(Editor’s note: This story is reprinted from the Prairie Pioneer.)
The results and recommendations from a housing study commissioned by the Campbell County Economic Development Corporation were presented at a series of meetings throughout the county.
The Campbell County Housing Study was completed by Community Partners Research, Inc. of Faribault, Minn. Steve Griesert, a partner in the firm, presented the results of the study.
The study used data from the 2010 Census and the American Community Survey, which is a yearly sampling of households, to provide demographic and economic information and trends for the county and the three communities in the county. Population projections were based on information from the South Dakota State Data Center and projections from Community Partners Research.
Generally, the study predicted a continued decrease in population, both in the county and in the communities in the county. Depending on which study is used, projections show a decrease of from 93 to 143 people in Campbell County by 2015. For the communities, projections show a decrease of from 11 to 20 people in Herreid, 22 to 35 people in Pollock and four or five in Mound City.
Griesert was quick to point out, however, that the study was based on the current and best information available on future trends and projections. He noted that changes in the area’s economy, employment opportunities, federal or state tax policy and other related factors could change the conclusions and recommendations in the report.
Even though the population is projected to decrease, Herreid is projected to have a small growth in the number of households. Households in the county, as well as Pollock and Mound City, are projected to decrease. This is due to a steady decrease in the average household size.

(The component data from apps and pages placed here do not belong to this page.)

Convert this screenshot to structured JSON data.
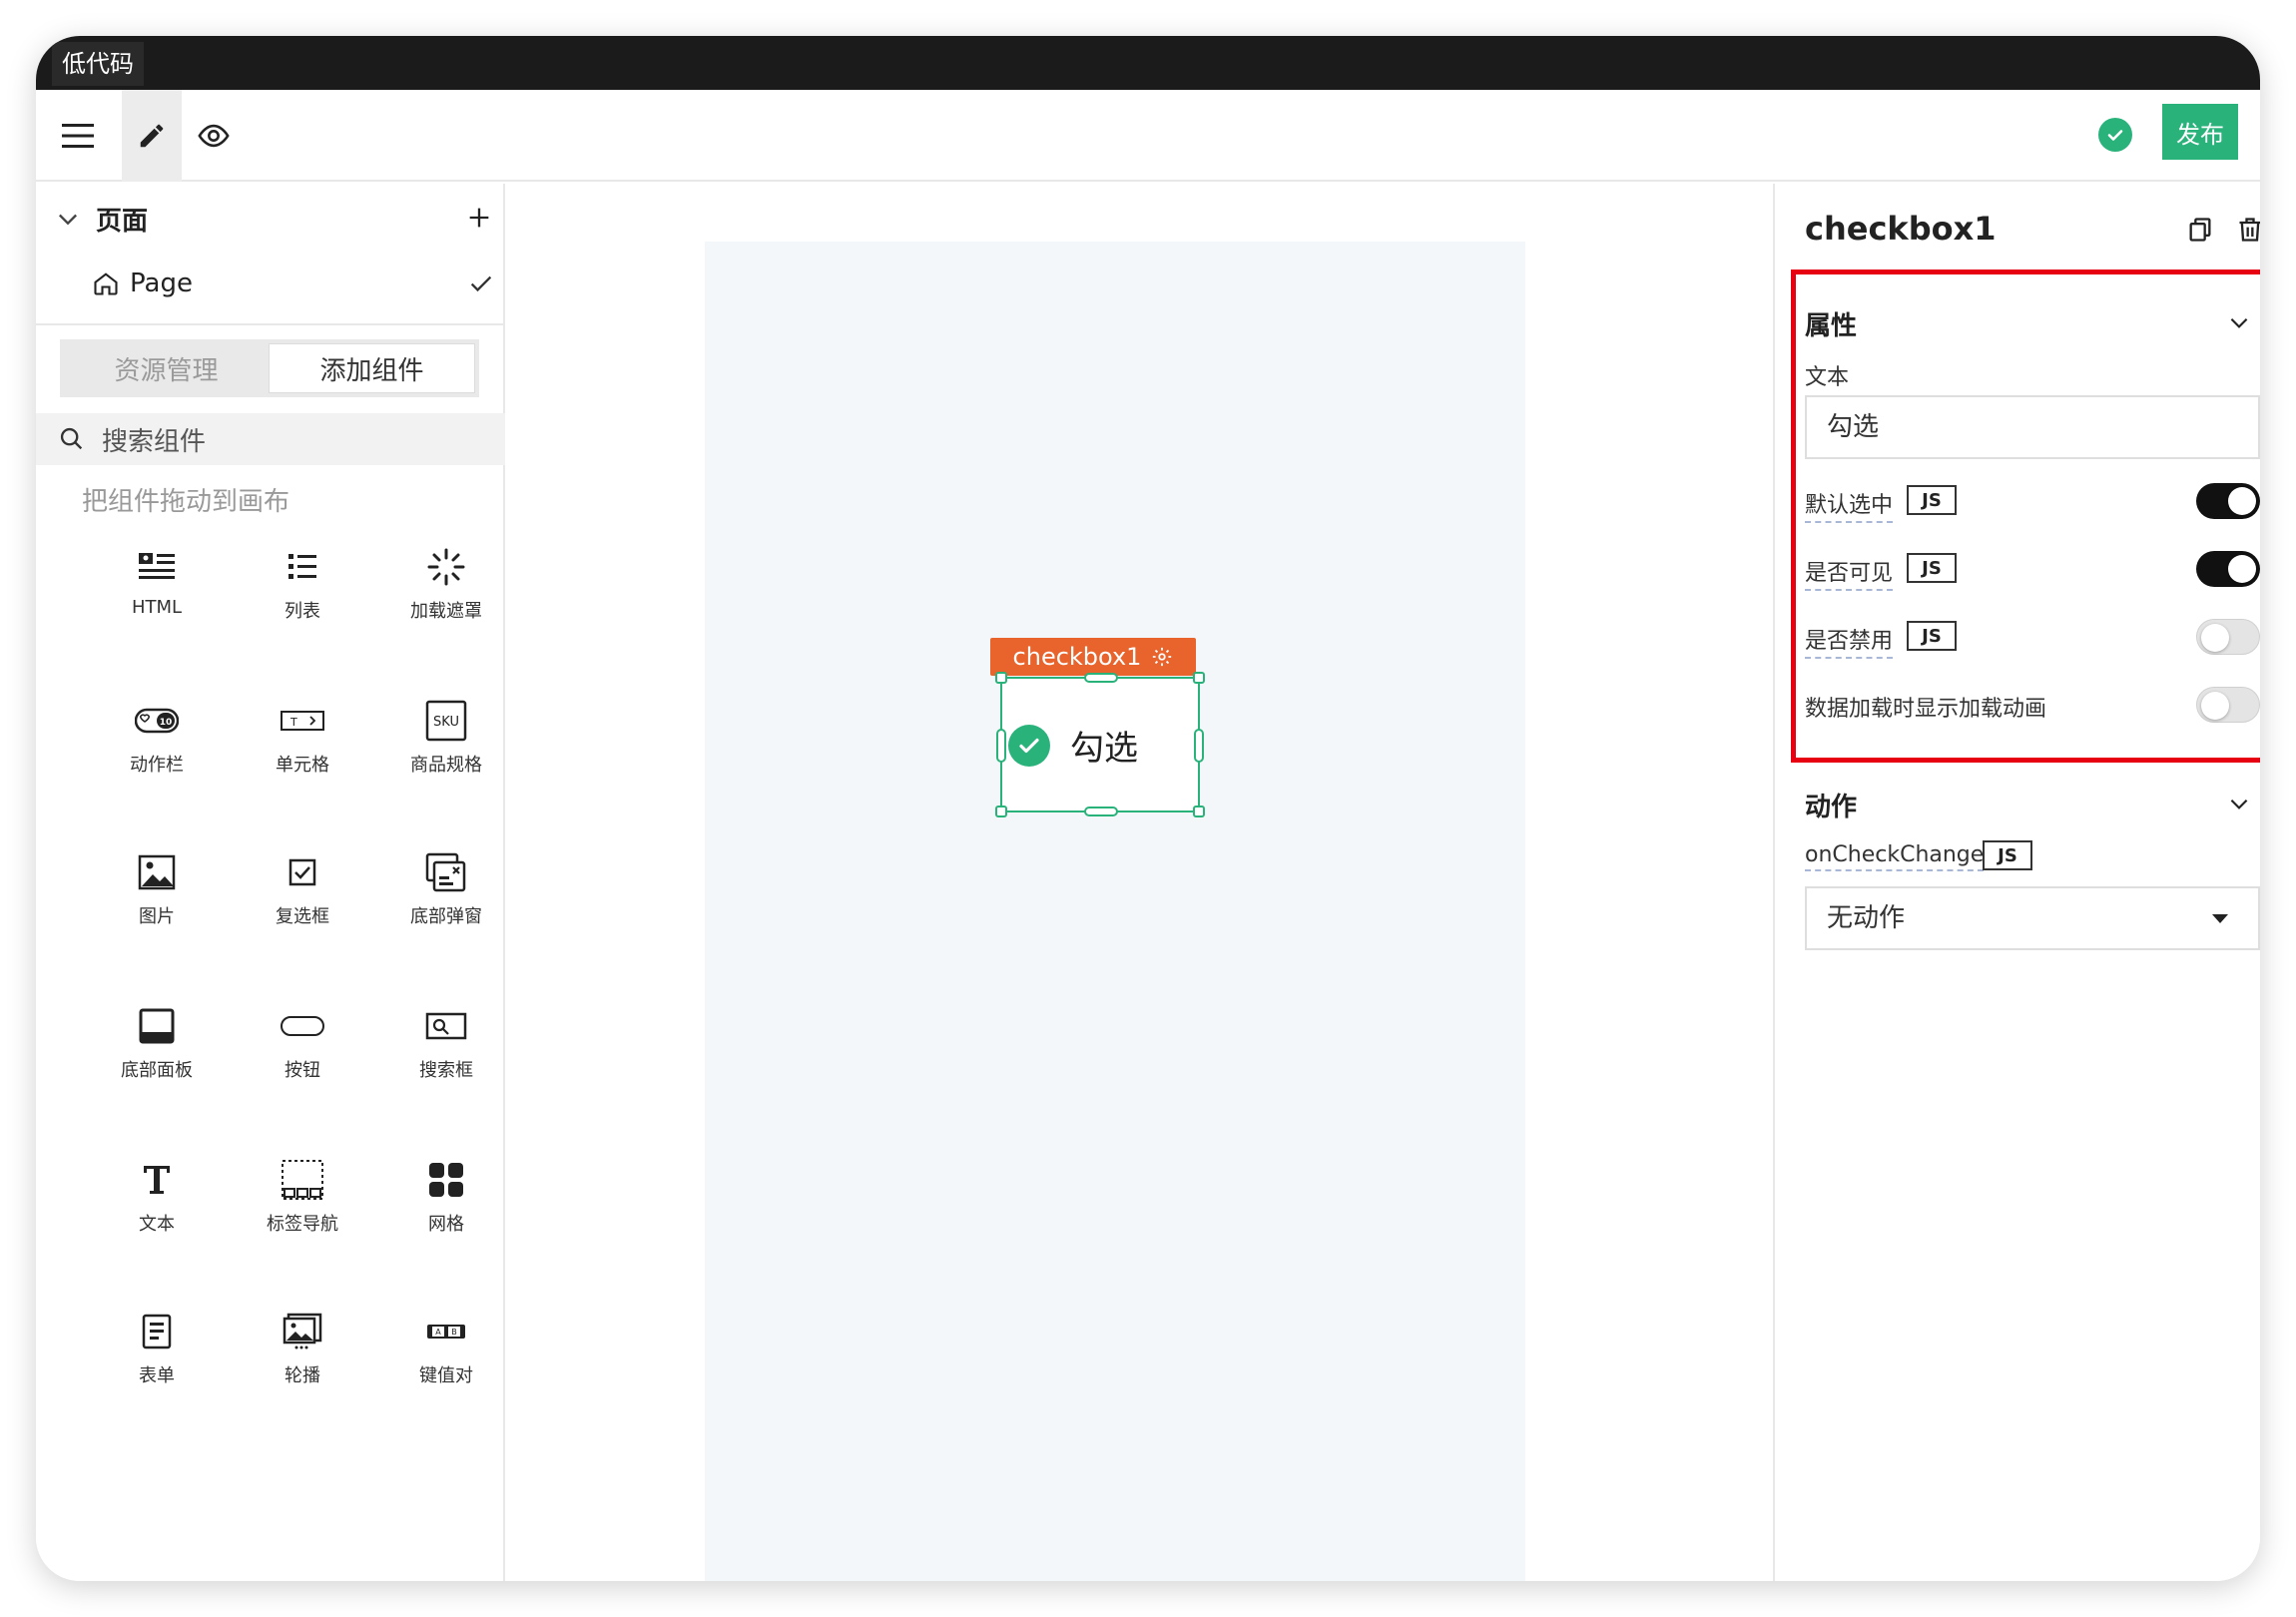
{
  "app": {
    "title": "低代码"
  },
  "toolbar": {
    "menu_icon": "hamburger-menu-icon",
    "edit_icon": "pencil-icon",
    "preview_icon": "eye-icon",
    "status_icon": "check-circle-icon",
    "publish_label": "发布"
  },
  "sidebar": {
    "pages_label": "页面",
    "add_page_icon": "plus-icon",
    "current_page": "Page",
    "tabs": [
      {
        "label": "资源管理",
        "active": false
      },
      {
        "label": "添加组件",
        "active": true
      }
    ],
    "search_placeholder": "搜索组件",
    "hint": "把组件拖动到画布",
    "components": [
      {
        "label": "HTML",
        "icon": "html-icon"
      },
      {
        "label": "列表",
        "icon": "list-icon"
      },
      {
        "label": "加载遮罩",
        "icon": "loading-spinner-icon"
      },
      {
        "label": "动作栏",
        "icon": "action-bar-icon"
      },
      {
        "label": "单元格",
        "icon": "cell-icon"
      },
      {
        "label": "商品规格",
        "icon": "sku-icon"
      },
      {
        "label": "图片",
        "icon": "image-icon"
      },
      {
        "label": "复选框",
        "icon": "checkbox-icon"
      },
      {
        "label": "底部弹窗",
        "icon": "bottom-popup-icon"
      },
      {
        "label": "底部面板",
        "icon": "bottom-panel-icon"
      },
      {
        "label": "按钮",
        "icon": "button-icon"
      },
      {
        "label": "搜索框",
        "icon": "search-box-icon"
      },
      {
        "label": "文本",
        "icon": "text-icon"
      },
      {
        "label": "标签导航",
        "icon": "tab-nav-icon"
      },
      {
        "label": "网格",
        "icon": "grid-icon"
      },
      {
        "label": "表单",
        "icon": "form-icon"
      },
      {
        "label": "轮播",
        "icon": "carousel-icon"
      },
      {
        "label": "键值对",
        "icon": "key-value-icon"
      }
    ]
  },
  "canvas": {
    "selected_tag": "checkbox1",
    "checkbox_label": "勾选"
  },
  "panel": {
    "title": "checkbox1",
    "properties_label": "属性",
    "text_label": "文本",
    "text_value": "勾选",
    "js_badge": "JS",
    "rows": [
      {
        "label": "默认选中",
        "js": true,
        "on": true
      },
      {
        "label": "是否可见",
        "js": true,
        "on": true
      },
      {
        "label": "是否禁用",
        "js": true,
        "on": false
      },
      {
        "label": "数据加载时显示加载动画",
        "js": false,
        "on": false
      }
    ],
    "actions_label": "动作",
    "event_label": "onCheckChange",
    "action_value": "无动作"
  },
  "colors": {
    "accent": "#2ab27b",
    "tag": "#e8642c",
    "highlight": "#e60012",
    "titlebar": "#1b1b1b"
  }
}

The average household size for Campbell County has decreased from 2.76 persons per household in 1980 to 2.11 persons in 2010. During the same time frame, the average household in Herreid went from 2.45 people to 2.06 people. Pollock and Mound City both fell below two people per household, which is considered very low. Pollock went from 2.26 people to 1.77, and Mound City went from 2.36 people to 1.78.
Study projections show an increase of three households in Herreid by 2015, from 213 households in 2010 to 216 in 2015. Projections for Pollock show a decrease of from seven to 12 household (they had 136 households in 2010), Mound City a decrease of one (they had 40 in 2010) and a decrease of from 15 to 17 in the county (it had 694 in 2010).

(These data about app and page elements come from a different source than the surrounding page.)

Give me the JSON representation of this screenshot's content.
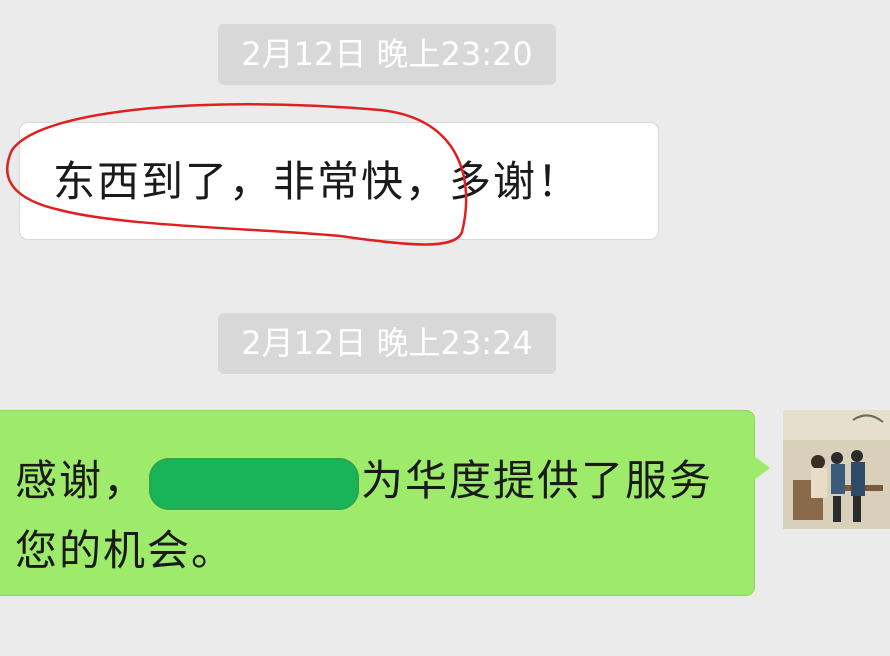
{
  "chat": {
    "timestamps": [
      "2月12日 晚上23:20",
      "2月12日 晚上23:24"
    ],
    "incoming_message": "东西到了，非常快，多谢！",
    "outgoing_message": {
      "line1_before": "感谢，",
      "line1_after": "为华度提供了服务",
      "line2": "您的机会。"
    }
  },
  "colors": {
    "background": "#ebebeb",
    "timestamp_pill": "#d8d8d8",
    "incoming_bubble": "#ffffff",
    "outgoing_bubble": "#9eea6a",
    "annotation_circle": "#e02020",
    "redaction": "#19b45a"
  }
}
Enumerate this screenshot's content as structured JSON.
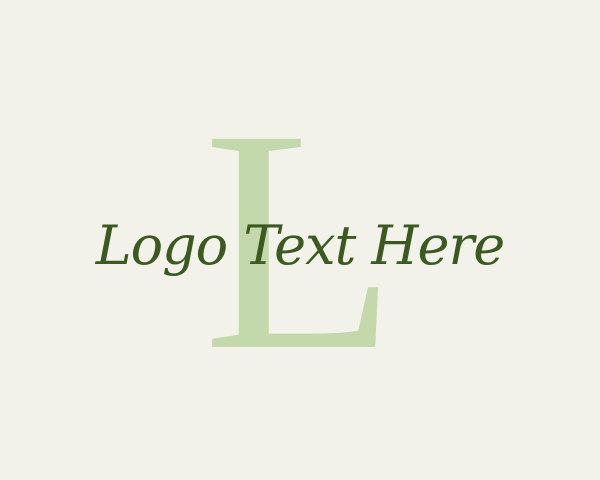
{
  "logo": {
    "monogram": "L",
    "text": "Logo Text Here",
    "colors": {
      "background": "#f2f2eb",
      "monogram": "#c3d9ab",
      "text": "#3b5a1f"
    }
  }
}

Representatives from Communities Partners Research conducted a visual “windshield” survey of the houses and mobile homes in each community. They rated the existing housing stock in Herreid to be in good condition and the existing housing stock in both Pollock and Mound City in fair condition.
The study suggested recommendations for each community in five areas, including Rental Housing Development; Home Ownership; Single Family Housing Development; Housing Rehabilitation, and Other Housing Issues.
Among other suggestions, the report recommended that Herreid consider adding four to six rental housing units, develop a purchase/ rehabilitation program as the stock of older houses become available for sale, add a new six- to eight-lot subdivision to the city, promote rental and owner-occupied housing rehabilitation efforts, acquire and demolish dilapidated structures and continue and/ or possibly expand the Housing Incentive Program that is currently available.
For Pollock, the report recommended, among other things, that the town consider the development of three to four rental housing units, utilize vacant and/or seasonal homes for rental units, develop a purchase/ rehabilitation program as the stock of older houses become available for sale, promote rental and owner-occupied housing rehabilitation efforts, acquire and demolish dilapidated structures and develop a Housing Incentive Program.
For Mound City, the study recommended, among other things, the need to utilize vacant homes for rental housing, development of a purchase/ rehabilitation program as the stock of older houses become available for sale, promotion of rental and owner-occupied housing rehabilitation efforts and acquiring and demolishing dilapidated structures.
For each community, the study noted that there are other outside entities that could assist with meeting some of the recommendations. The Housing Choice Voucher Program, which is administered for Campbell County by the Mobridge Housing Authority, provides rental assistance to lower income renter households. There are about 50 unused vouchers that are designated for use in Campbell County.
Funding sources for home ownership programs include the USDA Rural Development, South Dakota Housing Development Authority and the Federal Home Loan Bank. Homes are Possible, Inc. and Grow South Dakota may have the capacity to construct new housing for low and moderate income households.
The South Dakota Housing Development Authority and CC Economic Development Corporation split the cost for the Housing Study.